Somewhat more than twelve hundred years ago, there was in the monastery of St. Andrew at Rome a monk of the order of St. Benedict, a bold and virtuous man, and full of zeal for the propagation of the faith he professed. About thirty years before, St. Augustine had gone from the holy city into Britain to endeavour to effect the conversion of its inhabitants, and great had been the success of his labours. Moved by the reports thereof, and by the number of places said lo be still unvisited by those who had followed that great man, Birinus resolved to devote himself to the office of a missionary, and begged the assent of the Pope to his enterprise; offering to go to the inmost parts of the island, where none had hitherto penetrated, on this errand of mercy. Honorius I., then pontiff, encouraged him in his purpose, and he at once set out—not without a miracle, say his biographers. For finding, after he had embarked, that he had left one of his sacred utensils behind, and knowing that it would be useless, as the wind was fair, to ask the seamen to put back, he boldly stepped forth from the vessel and hastened along the sea, which bore him as though it had been solid ground. Having recovered his pallia, he returned and overtook the ship, to the great edification of the sailors.
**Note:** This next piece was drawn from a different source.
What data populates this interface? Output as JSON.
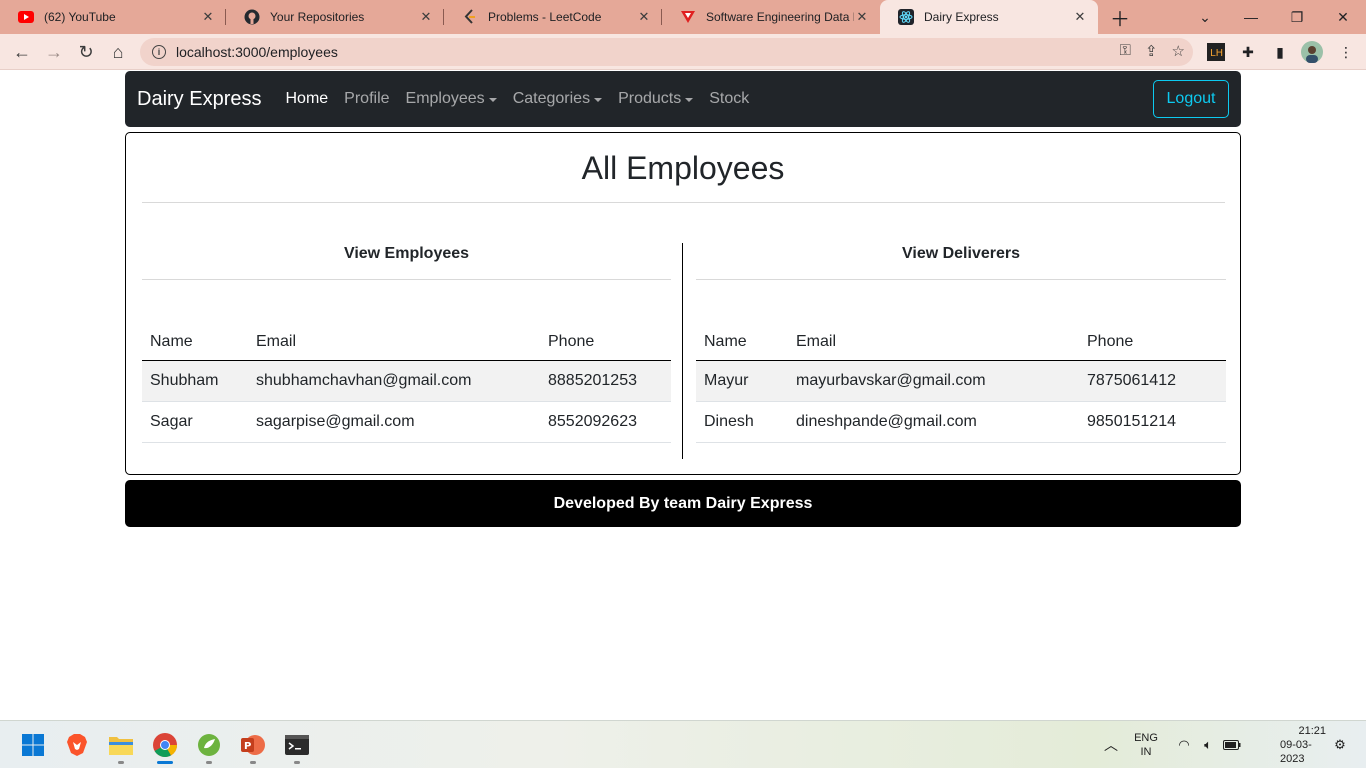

After this it was not likely that he would be drowned: and it is hardly necessary to add that he landed in safety (a.d. 634) in the kingdom of the West Saxons.
His purpose was to pass beyond their territory; but finding how entirely ignorant they were, he spent a year in traversing the province. When he came to Dorchester, he found there Cynegil, the king, whom, after instructing, he baptized. Oswald, King of the Northumbrians, who was then at Dorchester, acted the part of godfather to Cynegil, whose daughter he afterwards married. Upon Birinus the king conferred the city of Dorchester as his see; it being the first bishopric, as Birinus was the first bishop created in these parts. The king's appointment was duly ratified by the pontiff, and Birinus erected an episcopal church, probably of wood. Here he resided for fourteen years, actively engaged, not alone in settling and ruling his diocese, but also in converting and baptizing the heathen in the surrounding parts, gaining for himself the reputation of a saint and the title of an apostle. He died in 650, and was buried in rrfts own church; but in 677 Hidda, one of his sue